Task statement »
Write back, word for word, the lines from the one containing "Serialize everything readable" to the end of the listing below. Include nothing else, and no pictures.

[Start of Attachment]

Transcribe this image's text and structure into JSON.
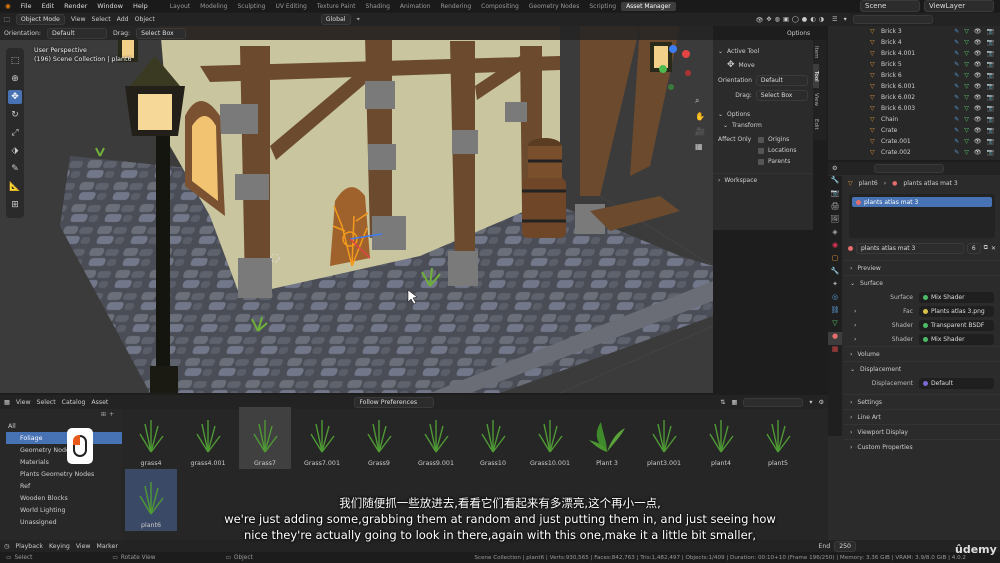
{
  "menubar": {
    "menus": [
      "File",
      "Edit",
      "Render",
      "Window",
      "Help"
    ],
    "workspaces": [
      "Layout",
      "Modeling",
      "Sculpting",
      "UV Editing",
      "Texture Paint",
      "Shading",
      "Animation",
      "Rendering",
      "Compositing",
      "Geometry Nodes",
      "Scripting",
      "Asset Manager"
    ],
    "active_workspace": "Asset Manager",
    "scene": "Scene",
    "view_layer": "ViewLayer"
  },
  "viewport_header": {
    "mode": "Object Mode",
    "menus": [
      "View",
      "Select",
      "Add",
      "Object"
    ],
    "transform": "Global",
    "orientation_label": "Orientation:",
    "orientation": "Default",
    "drag_label": "Drag:",
    "drag": "Select Box",
    "options": "Options"
  },
  "viewport_info": {
    "perspective": "User Perspective",
    "collection": "(196) Scene Collection | plant6"
  },
  "tool_panel": {
    "active_tool_title": "Active Tool",
    "tool_name": "Move",
    "orientation_label": "Orientation",
    "orientation_value": "Default",
    "drag_label": "Drag:",
    "drag_value": "Select Box",
    "options_title": "Options",
    "transform_title": "Transform",
    "affect_only": "Affect Only",
    "checks": [
      "Origins",
      "Locations",
      "Parents"
    ],
    "workspace_title": "Workspace",
    "tabs": [
      "Item",
      "Tool",
      "View",
      "Edit"
    ]
  },
  "outliner": {
    "search_placeholder": "",
    "items": [
      "Brick 3",
      "Brick 4",
      "Brick 4.001",
      "Brick 5",
      "Brick 6",
      "Brick 6.001",
      "Brick 6.002",
      "Brick 6.003",
      "Chain",
      "Crate",
      "Crate.001",
      "Crate.002"
    ]
  },
  "properties": {
    "object_name": "plant6",
    "material_name": "plants atlas mat 3",
    "slot_name": "plants atlas mat 3",
    "material_field": "plants atlas mat 3",
    "users": "6",
    "sections": {
      "preview": "Preview",
      "surface": "Surface",
      "volume": "Volume",
      "displacement": "Displacement",
      "settings": "Settings",
      "line_art": "Line Art",
      "viewport_display": "Viewport Display",
      "custom_properties": "Custom Properties"
    },
    "surface_rows": [
      {
        "key": "Surface",
        "value": "Mix Shader",
        "color": "#4dbb6a"
      },
      {
        "key": "Fac",
        "value": "Plants atlas 3.png",
        "color": "#d8c34a"
      },
      {
        "key": "Shader",
        "value": "Transparent BSDF",
        "color": "#4dbb6a"
      },
      {
        "key": "Shader",
        "value": "Mix Shader",
        "color": "#4dbb6a"
      }
    ],
    "displacement_row": {
      "key": "Displacement",
      "value": "Default",
      "color": "#7a6bd6"
    }
  },
  "asset_browser": {
    "menus": [
      "View",
      "Select",
      "Catalog",
      "Asset"
    ],
    "library": "Follow Preferences",
    "categories": [
      "All",
      "Foliage",
      "Geometry Nodes",
      "Materials",
      "Plants Geometry Nodes",
      "Ref",
      "Wooden Blocks",
      "World Lighting",
      "Unassigned"
    ],
    "selected_category": "Foliage",
    "assets": [
      "grass4",
      "grass4.001",
      "Grass7",
      "Grass7.001",
      "Grass9",
      "Grass9.001",
      "Grass10",
      "Grass10.001",
      "Plant 3",
      "plant3.001",
      "plant4",
      "plant5",
      "plant6"
    ]
  },
  "timeline": {
    "menus": [
      "Playback",
      "Keying",
      "View",
      "Marker"
    ],
    "end_label": "End",
    "end_value": "250"
  },
  "statusbar": {
    "left": [
      "Select",
      "Rotate View",
      "Object"
    ],
    "stats": "Scene Collection | plant6 | Verts:930,565 | Faces:842,763 | Tris:1,482,497 | Objects:1/409 | Duration: 00:10+10 (Frame 196/250) | Memory: 3.36 GiB | VRAM: 3.9/8.0 GiB | 4.0.2"
  },
  "subtitles": {
    "chinese": "我们随便抓一些放进去,看看它们看起来有多漂亮,这个再小一点,",
    "english_line1": "we're just adding some,grabbing them at random and just putting them in, and just seeing how",
    "english_line2": "nice they're actually going to look in there,again with this one,make it a little bit smaller,"
  },
  "watermark": "ûdemy"
}
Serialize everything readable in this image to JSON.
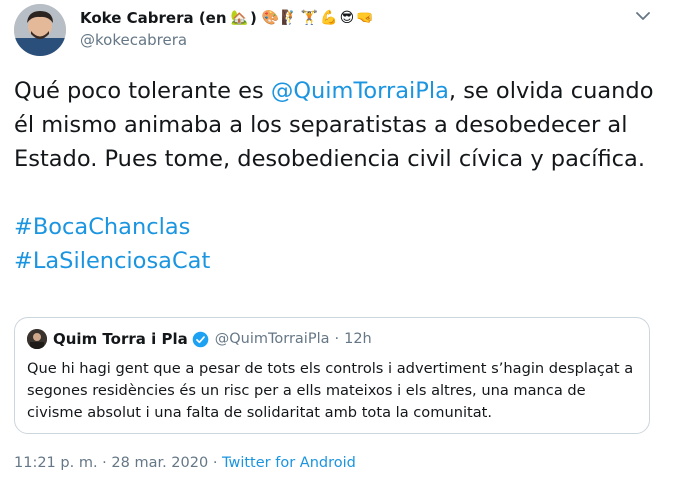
{
  "author": {
    "name": "Koke Cabrera (en",
    "emoji": [
      "🏡",
      ")",
      "🎨",
      "🧗",
      "🏋",
      "💪",
      "😎",
      "🤜"
    ],
    "handle": "@kokecabrera"
  },
  "tweet": {
    "text_before": "Qué poco tolerante es ",
    "mention": "@QuimTorraiPla",
    "text_after": ", se olvida cuando él mismo animaba a los separatistas a desobedecer al Estado. Pues tome, desobediencia civil cívica y pacífica.",
    "hashtags": [
      "#BocaChanclas",
      "#LaSilenciosaCat"
    ]
  },
  "quoted": {
    "name": "Quim Torra i Pla",
    "handle": "@QuimTorraiPla",
    "separator": "·",
    "time": "12h",
    "text": "Que hi hagi gent que a pesar de tots els controls i advertiment s’hagin desplaçat a segones residències és un risc per a ells mateixos i els altres, una manca de civisme absolut i una falta de solidaritat amb tota la comunitat."
  },
  "meta": {
    "timestamp": "11:21 p. m. · 28 mar. 2020",
    "separator": "·",
    "source": "Twitter for Android"
  },
  "icons": {
    "caret": "chevron-down-icon",
    "verified": "verified-badge-icon"
  },
  "colors": {
    "link": "#1b95e0",
    "secondary_text": "#657786",
    "border": "#ccd6dd"
  }
}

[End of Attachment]

Expected answer »
Serialize everything readable in this image to JSON.
{
  "author": {
    "name": "Koke Cabrera (en",
    "emoji": [
      "🏡",
      ")",
      "🎨",
      "🧗",
      "🏋",
      "💪",
      "😎",
      "🤜"
    ],
    "handle": "@kokecabrera"
  },
  "tweet": {
    "text_before": "Qué poco tolerante es ",
    "mention": "@QuimTorraiPla",
    "text_after": ", se olvida cuando él mismo animaba a los separatistas a desobedecer al Estado. Pues tome, desobediencia civil cívica y pacífica.",
    "hashtags": [
      "#BocaChanclas",
      "#LaSilenciosaCat"
    ]
  },
  "quoted": {
    "name": "Quim Torra i Pla",
    "handle": "@QuimTorraiPla",
    "separator": "·",
    "time": "12h",
    "text": "Que hi hagi gent que a pesar de tots els controls i advertiment s’hagin desplaçat a segones residències és un risc per a ells mateixos i els altres, una manca de civisme absolut i una falta de solidaritat amb tota la comunitat."
  },
  "meta": {
    "timestamp": "11:21 p. m. · 28 mar. 2020",
    "separator": "·",
    "source": "Twitter for Android"
  },
  "icons": {
    "caret": "chevron-down-icon",
    "verified": "verified-badge-icon"
  },
  "colors": {
    "link": "#1b95e0",
    "secondary_text": "#657786",
    "border": "#ccd6dd"
  }
}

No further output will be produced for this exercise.